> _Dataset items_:

· · · · ·

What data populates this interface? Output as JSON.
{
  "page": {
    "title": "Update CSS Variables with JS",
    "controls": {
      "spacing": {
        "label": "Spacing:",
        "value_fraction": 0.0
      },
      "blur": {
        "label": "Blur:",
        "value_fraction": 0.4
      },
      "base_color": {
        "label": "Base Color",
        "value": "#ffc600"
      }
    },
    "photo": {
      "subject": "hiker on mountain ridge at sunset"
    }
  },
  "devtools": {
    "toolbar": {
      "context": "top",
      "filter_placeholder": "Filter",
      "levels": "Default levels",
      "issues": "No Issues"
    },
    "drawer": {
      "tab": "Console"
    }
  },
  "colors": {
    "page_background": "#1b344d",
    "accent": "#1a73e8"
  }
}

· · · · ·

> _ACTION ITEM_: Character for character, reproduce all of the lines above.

> _OUTPUT OF THE EXERCISE_:
What data populates this interface? Output as JSON.
{
  "page": {
    "title": "Update CSS Variables with JS",
    "controls": {
      "spacing": {
        "label": "Spacing:",
        "value_fraction": 0.0
      },
      "blur": {
        "label": "Blur:",
        "value_fraction": 0.4
      },
      "base_color": {
        "label": "Base Color",
        "value": "#ffc600"
      }
    },
    "photo": {
      "subject": "hiker on mountain ridge at sunset"
    }
  },
  "devtools": {
    "toolbar": {
      "context": "top",
      "filter_placeholder": "Filter",
      "levels": "Default levels",
      "issues": "No Issues"
    },
    "drawer": {
      "tab": "Console"
    }
  },
  "colors": {
    "page_background": "#1b344d",
    "accent": "#1a73e8"
  }
}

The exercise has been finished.